I’ve attended the RSA show for the last dozen years or so. Over that time period, the show has morphed from a down-in-the-packets security technology expo to a run-of-the-mill industry trade show chock full of hype and cluelessness. Heck, vendors and PR pros provide their marketing collateral by distributing USB thumb drives throughout the Moscone Center! That’s like handing out packs of Marlboros at an Oncology convention.
So the RSA Security Conference isn’t Black Hat or Defcon, but it is an opportunity to talk with security vendors about security products, trends, requirements, and innovation. Of course, these discussions can also be filled with nothing but buzz words. With that, here are some of the “big topics” I expect to hear about at RSA and my humble analysis of each.
1. Mobile security. The good news: This discussion is very timely as many organizations are struggling with mobile policies, security controls, and monitoring of mobile devices. The bad news: Much of the mobile security discussion will focus on basic stuff like anti-virus, network access, and remote wiping of devices. Important but boring. IMHO, the security industry should be having a bigger discussion.

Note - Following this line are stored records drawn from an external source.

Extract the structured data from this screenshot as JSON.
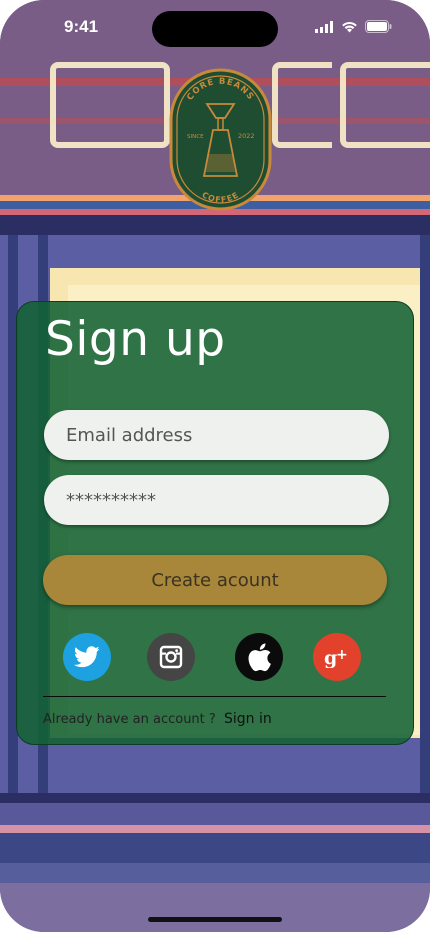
{
  "status_bar": {
    "time": "9:41"
  },
  "logo": {
    "brand_top": "CORE BEANS",
    "brand_bottom": "COFFEE",
    "since_label": "SINCE",
    "year": "2022",
    "colors": {
      "badge": "#1f4d32",
      "ring": "#c88a3a"
    }
  },
  "signup": {
    "title": "Sign up",
    "email_placeholder": "Email address",
    "password_value": "**********",
    "create_button": "Create acount",
    "social": [
      {
        "name": "twitter",
        "icon": "twitter-icon",
        "color": "#1da1e0"
      },
      {
        "name": "instagram",
        "icon": "instagram-icon",
        "color": "#454545"
      },
      {
        "name": "apple",
        "icon": "apple-icon",
        "color": "#0b0b0b"
      },
      {
        "name": "google-plus",
        "icon": "google-plus-icon",
        "color": "#e2412b"
      }
    ],
    "already_text": "Already have an account ?",
    "signin_link": "Sign in"
  },
  "colors": {
    "card": "#126234",
    "button": "#a8863a",
    "field": "#eef1ee"
  }
}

How do you secure the new applications and business processes popping up because of mobile devices? Are mobile application developers writing secure code? Is anyone testing this? How does mobile computing security integrate or change existing security processes and best practices? The security industry must be part of a broader discussion on mobile computing rather than figuring out how existing controls work in a mobile world.
2. Big data security analytics. Recent announcements by IBM and RSA are a great start but I’m finding that the security community at large really doesn’t understand what’s going on here. Rather than throw around big data buzz words like Hadoop, MapReduce, and Pig, I hope that the industry will focus on user education. In other words, answer the following question: What problem does big data security analytics address and how?
3. Next-generation firewall. With all due respect to Palo Alto Networks, next-generation firewall discussions are really about product features and packet processing rather than any radical departure from the status quo. Yes, PAN nailed a requirement, executed well, and deserves its success but the real discussion should be about next-generation enterprise network security rather than a gateway appliance. To me, this is where everything comes together: network security policy, context, enforcement, network behavior monitoring, PCAP, etc. I’m hoping to have this discussion with PAN as well as Cisco, Check Point, Fortinet, Juniper, McAfee, Sourcefire, etc.
4. Advanced Malware Detection/Prevention (AMD/P). Another extremely worthwhile topic. My guess is that a multitude of vendors will announce AMD/P gateways to compete with FireEye. Okay but AMD/P discussions should extend beyond blocking/prevention and highlight security intelligence, analytics, incident detection/response, and lessons learned.
In 2005, it was cool to talk about the hot threat management point tool Du Jour. In 2013, these discussions make you look like a newb. Vendors should ask themselves one question before deciding what to underscore at RSA: What do CISOs care about? Hint: They care about the whole enchilada not just the salsa.